Task goal —
Go through the data below and return each line containing the word "Your".

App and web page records
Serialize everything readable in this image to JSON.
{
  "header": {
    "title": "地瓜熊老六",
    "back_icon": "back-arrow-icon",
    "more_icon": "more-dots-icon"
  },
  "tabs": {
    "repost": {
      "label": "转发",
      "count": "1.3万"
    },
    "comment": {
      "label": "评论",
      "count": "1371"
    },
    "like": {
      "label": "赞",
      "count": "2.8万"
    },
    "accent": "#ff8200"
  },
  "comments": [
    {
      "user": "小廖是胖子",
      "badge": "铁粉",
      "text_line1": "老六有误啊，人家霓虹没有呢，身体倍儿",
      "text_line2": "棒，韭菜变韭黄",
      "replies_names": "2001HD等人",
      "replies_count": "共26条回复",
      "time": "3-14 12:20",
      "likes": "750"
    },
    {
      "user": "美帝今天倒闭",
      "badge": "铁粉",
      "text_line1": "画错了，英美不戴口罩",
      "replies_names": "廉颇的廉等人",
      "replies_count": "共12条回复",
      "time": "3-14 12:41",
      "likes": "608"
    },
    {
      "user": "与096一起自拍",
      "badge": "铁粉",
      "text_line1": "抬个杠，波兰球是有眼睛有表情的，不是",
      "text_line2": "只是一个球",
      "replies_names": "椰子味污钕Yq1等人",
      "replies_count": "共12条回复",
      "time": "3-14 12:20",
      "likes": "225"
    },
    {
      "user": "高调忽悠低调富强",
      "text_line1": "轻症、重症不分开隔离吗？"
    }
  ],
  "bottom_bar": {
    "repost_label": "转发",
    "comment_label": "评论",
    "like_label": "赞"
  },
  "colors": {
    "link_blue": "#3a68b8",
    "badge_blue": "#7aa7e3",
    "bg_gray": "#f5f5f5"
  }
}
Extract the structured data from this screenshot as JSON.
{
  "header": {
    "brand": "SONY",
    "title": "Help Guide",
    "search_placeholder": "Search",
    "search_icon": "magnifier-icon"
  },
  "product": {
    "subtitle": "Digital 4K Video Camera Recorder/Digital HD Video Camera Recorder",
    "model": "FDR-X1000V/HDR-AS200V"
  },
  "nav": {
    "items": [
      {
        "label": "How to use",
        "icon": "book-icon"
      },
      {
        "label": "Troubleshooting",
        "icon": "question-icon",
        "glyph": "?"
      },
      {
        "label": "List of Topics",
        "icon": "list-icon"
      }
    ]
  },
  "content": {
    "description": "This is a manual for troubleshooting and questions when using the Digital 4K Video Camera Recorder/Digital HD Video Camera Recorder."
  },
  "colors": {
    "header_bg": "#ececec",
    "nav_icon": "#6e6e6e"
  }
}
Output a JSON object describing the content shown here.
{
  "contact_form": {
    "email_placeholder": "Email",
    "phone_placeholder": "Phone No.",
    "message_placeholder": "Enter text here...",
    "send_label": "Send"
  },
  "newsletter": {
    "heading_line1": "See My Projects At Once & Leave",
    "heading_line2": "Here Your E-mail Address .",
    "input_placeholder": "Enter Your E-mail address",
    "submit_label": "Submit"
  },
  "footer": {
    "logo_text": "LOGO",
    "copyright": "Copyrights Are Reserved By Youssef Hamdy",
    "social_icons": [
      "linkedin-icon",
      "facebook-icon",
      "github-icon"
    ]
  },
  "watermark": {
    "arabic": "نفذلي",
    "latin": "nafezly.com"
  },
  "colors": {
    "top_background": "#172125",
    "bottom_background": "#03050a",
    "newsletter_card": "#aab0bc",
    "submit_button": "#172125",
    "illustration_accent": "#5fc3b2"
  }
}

Task answer —
    "heading_line2": "Here Your E-mail Address .",
    "input_placeholder": "Enter Your E-mail address",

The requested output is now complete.